PROBLEM DESCRIPTION
Output all of the lines below exactly, and leave out each image.

App and web page records:
########

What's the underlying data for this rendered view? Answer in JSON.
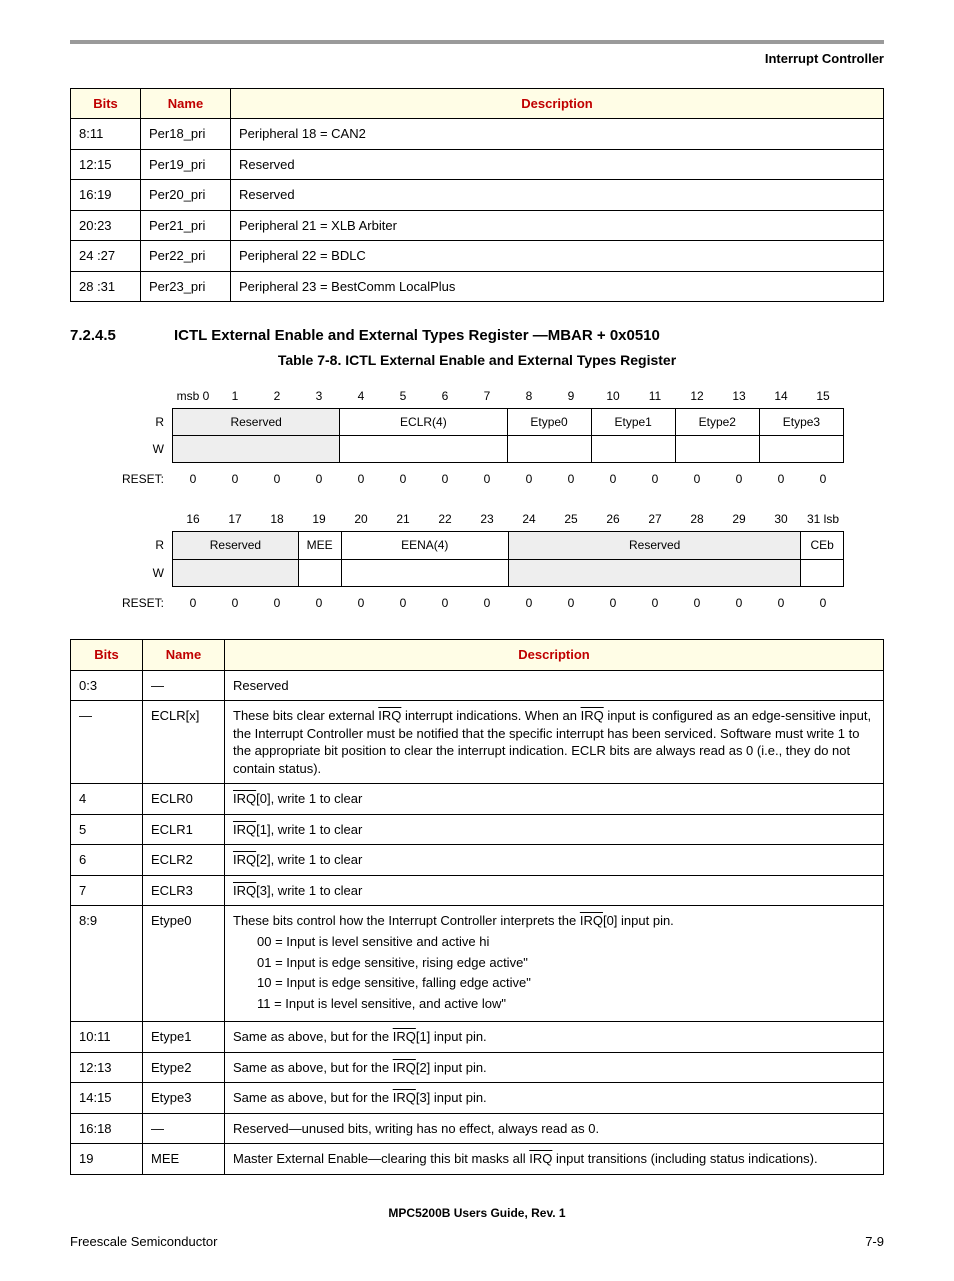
{
  "header": {
    "section": "Interrupt Controller"
  },
  "table1": {
    "headers": {
      "bits": "Bits",
      "name": "Name",
      "desc": "Description"
    },
    "rows": [
      {
        "bits": "8:11",
        "name": "Per18_pri",
        "desc": "Peripheral 18 = CAN2"
      },
      {
        "bits": "12:15",
        "name": "Per19_pri",
        "desc": "Reserved"
      },
      {
        "bits": "16:19",
        "name": "Per20_pri",
        "desc": "Reserved"
      },
      {
        "bits": "20:23",
        "name": "Per21_pri",
        "desc": "Peripheral 21 = XLB Arbiter"
      },
      {
        "bits": "24 :27",
        "name": "Per22_pri",
        "desc": "Peripheral 22 = BDLC"
      },
      {
        "bits": "28 :31",
        "name": "Per23_pri",
        "desc": "Peripheral 23 = BestComm LocalPlus"
      }
    ]
  },
  "section": {
    "num": "7.2.4.5",
    "title": "ICTL External Enable and External Types Register —MBAR + 0x0510",
    "caption": "Table 7-8. ICTL External Enable and External Types Register"
  },
  "bits_hi": {
    "nums": [
      "msb 0",
      "1",
      "2",
      "3",
      "4",
      "5",
      "6",
      "7",
      "8",
      "9",
      "10",
      "11",
      "12",
      "13",
      "14",
      "15"
    ],
    "r": "R",
    "w": "W",
    "fields": [
      {
        "label": "Reserved",
        "span": 4,
        "shade": true
      },
      {
        "label": "ECLR(4)",
        "span": 4
      },
      {
        "label": "Etype0",
        "span": 2
      },
      {
        "label": "Etype1",
        "span": 2
      },
      {
        "label": "Etype2",
        "span": 2
      },
      {
        "label": "Etype3",
        "span": 2
      }
    ],
    "reset_label": "RESET:",
    "reset": [
      "0",
      "0",
      "0",
      "0",
      "0",
      "0",
      "0",
      "0",
      "0",
      "0",
      "0",
      "0",
      "0",
      "0",
      "0",
      "0"
    ]
  },
  "bits_lo": {
    "nums": [
      "16",
      "17",
      "18",
      "19",
      "20",
      "21",
      "22",
      "23",
      "24",
      "25",
      "26",
      "27",
      "28",
      "29",
      "30",
      "31 lsb"
    ],
    "r": "R",
    "w": "W",
    "fields": [
      {
        "label": "Reserved",
        "span": 3,
        "shade": true
      },
      {
        "label": "MEE",
        "span": 1
      },
      {
        "label": "EENA(4)",
        "span": 4
      },
      {
        "label": "Reserved",
        "span": 7,
        "shade": true
      },
      {
        "label": "CEb",
        "span": 1
      }
    ],
    "reset_label": "RESET:",
    "reset": [
      "0",
      "0",
      "0",
      "0",
      "0",
      "0",
      "0",
      "0",
      "0",
      "0",
      "0",
      "0",
      "0",
      "0",
      "0",
      "0"
    ]
  },
  "table2": {
    "headers": {
      "bits": "Bits",
      "name": "Name",
      "desc": "Description"
    },
    "rows": [
      {
        "bits": "0:3",
        "name": "—",
        "desc_plain": "Reserved"
      },
      {
        "bits": "—",
        "name": "ECLR[x]",
        "desc_irq_intro": true,
        "p1a": "These bits clear external ",
        "p1b": " interrupt indications. When an ",
        "p1c": " input is configured as an edge-sensitive input, the Interrupt Controller must be notified that the specific interrupt has been serviced. Software must write 1 to the appropriate bit position to clear the interrupt indication. ECLR bits are always read as 0 (i.e., they do not contain status)."
      },
      {
        "bits": "4",
        "name": "ECLR0",
        "desc_irq_n": "0",
        "desc_tail": ", write 1 to clear"
      },
      {
        "bits": "5",
        "name": "ECLR1",
        "desc_irq_n": "1",
        "desc_tail": ", write 1 to clear"
      },
      {
        "bits": "6",
        "name": "ECLR2",
        "desc_irq_n": "2",
        "desc_tail": ", write 1 to clear"
      },
      {
        "bits": "7",
        "name": "ECLR3",
        "desc_irq_n": "3",
        "desc_tail": ", write 1 to clear"
      },
      {
        "bits": "8:9",
        "name": "Etype0",
        "desc_etype0": true,
        "lead_a": "These bits control how the Interrupt Controller interprets the ",
        "lead_b": "[0] input pin.",
        "opt00": "00 = Input is level sensitive and active hi",
        "opt01": "01 = Input is edge sensitive, rising edge active\"",
        "opt10": "10 = Input is edge sensitive, falling edge active\"",
        "opt11": "11 = Input is level sensitive, and active low\""
      },
      {
        "bits": "10:11",
        "name": "Etype1",
        "desc_same_n": "1"
      },
      {
        "bits": "12:13",
        "name": "Etype2",
        "desc_same_n": "2"
      },
      {
        "bits": "14:15",
        "name": "Etype3",
        "desc_same_n": "3"
      },
      {
        "bits": "16:18",
        "name": "—",
        "desc_plain": "Reserved—unused bits, writing has no effect, always read as 0."
      },
      {
        "bits": "19",
        "name": "MEE",
        "desc_mee": true,
        "ma": "Master External Enable—clearing this bit masks all ",
        "mb": " input transitions (including status indications)."
      }
    ],
    "irq": "IRQ",
    "same_a": "Same as above, but for the ",
    "same_b": "] input pin."
  },
  "footer": {
    "center": "MPC5200B Users Guide, Rev. 1",
    "left": "Freescale Semiconductor",
    "right": "7-9"
  }
}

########

ANSWER
What's the underlying data for this rendered view? Answer in JSON.
{
  "header": {
    "section": "Interrupt Controller"
  },
  "table1": {
    "headers": {
      "bits": "Bits",
      "name": "Name",
      "desc": "Description"
    },
    "rows": [
      {
        "bits": "8:11",
        "name": "Per18_pri",
        "desc": "Peripheral 18 = CAN2"
      },
      {
        "bits": "12:15",
        "name": "Per19_pri",
        "desc": "Reserved"
      },
      {
        "bits": "16:19",
        "name": "Per20_pri",
        "desc": "Reserved"
      },
      {
        "bits": "20:23",
        "name": "Per21_pri",
        "desc": "Peripheral 21 = XLB Arbiter"
      },
      {
        "bits": "24 :27",
        "name": "Per22_pri",
        "desc": "Peripheral 22 = BDLC"
      },
      {
        "bits": "28 :31",
        "name": "Per23_pri",
        "desc": "Peripheral 23 = BestComm LocalPlus"
      }
    ]
  },
  "section": {
    "num": "7.2.4.5",
    "title": "ICTL External Enable and External Types Register —MBAR + 0x0510",
    "caption": "Table 7-8. ICTL External Enable and External Types Register"
  },
  "bits_hi": {
    "nums": [
      "msb 0",
      "1",
      "2",
      "3",
      "4",
      "5",
      "6",
      "7",
      "8",
      "9",
      "10",
      "11",
      "12",
      "13",
      "14",
      "15"
    ],
    "r": "R",
    "w": "W",
    "fields": [
      {
        "label": "Reserved",
        "span": 4,
        "shade": true
      },
      {
        "label": "ECLR(4)",
        "span": 4
      },
      {
        "label": "Etype0",
        "span": 2
      },
      {
        "label": "Etype1",
        "span": 2
      },
      {
        "label": "Etype2",
        "span": 2
      },
      {
        "label": "Etype3",
        "span": 2
      }
    ],
    "reset_label": "RESET:",
    "reset": [
      "0",
      "0",
      "0",
      "0",
      "0",
      "0",
      "0",
      "0",
      "0",
      "0",
      "0",
      "0",
      "0",
      "0",
      "0",
      "0"
    ]
  },
  "bits_lo": {
    "nums": [
      "16",
      "17",
      "18",
      "19",
      "20",
      "21",
      "22",
      "23",
      "24",
      "25",
      "26",
      "27",
      "28",
      "29",
      "30",
      "31 lsb"
    ],
    "r": "R",
    "w": "W",
    "fields": [
      {
        "label": "Reserved",
        "span": 3,
        "shade": true
      },
      {
        "label": "MEE",
        "span": 1
      },
      {
        "label": "EENA(4)",
        "span": 4
      },
      {
        "label": "Reserved",
        "span": 7,
        "shade": true
      },
      {
        "label": "CEb",
        "span": 1
      }
    ],
    "reset_label": "RESET:",
    "reset": [
      "0",
      "0",
      "0",
      "0",
      "0",
      "0",
      "0",
      "0",
      "0",
      "0",
      "0",
      "0",
      "0",
      "0",
      "0",
      "0"
    ]
  },
  "table2": {
    "headers": {
      "bits": "Bits",
      "name": "Name",
      "desc": "Description"
    },
    "rows": [
      {
        "bits": "0:3",
        "name": "—",
        "desc_plain": "Reserved"
      },
      {
        "bits": "—",
        "name": "ECLR[x]",
        "desc_irq_intro": true,
        "p1a": "These bits clear external ",
        "p1b": " interrupt indications. When an ",
        "p1c": " input is configured as an edge-sensitive input, the Interrupt Controller must be notified that the specific interrupt has been serviced. Software must write 1 to the appropriate bit position to clear the interrupt indication. ECLR bits are always read as 0 (i.e., they do not contain status)."
      },
      {
        "bits": "4",
        "name": "ECLR0",
        "desc_irq_n": "0",
        "desc_tail": ", write 1 to clear"
      },
      {
        "bits": "5",
        "name": "ECLR1",
        "desc_irq_n": "1",
        "desc_tail": ", write 1 to clear"
      },
      {
        "bits": "6",
        "name": "ECLR2",
        "desc_irq_n": "2",
        "desc_tail": ", write 1 to clear"
      },
      {
        "bits": "7",
        "name": "ECLR3",
        "desc_irq_n": "3",
        "desc_tail": ", write 1 to clear"
      },
      {
        "bits": "8:9",
        "name": "Etype0",
        "desc_etype0": true,
        "lead_a": "These bits control how the Interrupt Controller interprets the ",
        "lead_b": "[0] input pin.",
        "opt00": "00 = Input is level sensitive and active hi",
        "opt01": "01 = Input is edge sensitive, rising edge active\"",
        "opt10": "10 = Input is edge sensitive, falling edge active\"",
        "opt11": "11 = Input is level sensitive, and active low\""
      },
      {
        "bits": "10:11",
        "name": "Etype1",
        "desc_same_n": "1"
      },
      {
        "bits": "12:13",
        "name": "Etype2",
        "desc_same_n": "2"
      },
      {
        "bits": "14:15",
        "name": "Etype3",
        "desc_same_n": "3"
      },
      {
        "bits": "16:18",
        "name": "—",
        "desc_plain": "Reserved—unused bits, writing has no effect, always read as 0."
      },
      {
        "bits": "19",
        "name": "MEE",
        "desc_mee": true,
        "ma": "Master External Enable—clearing this bit masks all ",
        "mb": " input transitions (including status indications)."
      }
    ],
    "irq": "IRQ",
    "same_a": "Same as above, but for the ",
    "same_b": "] input pin."
  },
  "footer": {
    "center": "MPC5200B Users Guide, Rev. 1",
    "left": "Freescale Semiconductor",
    "right": "7-9"
  }
}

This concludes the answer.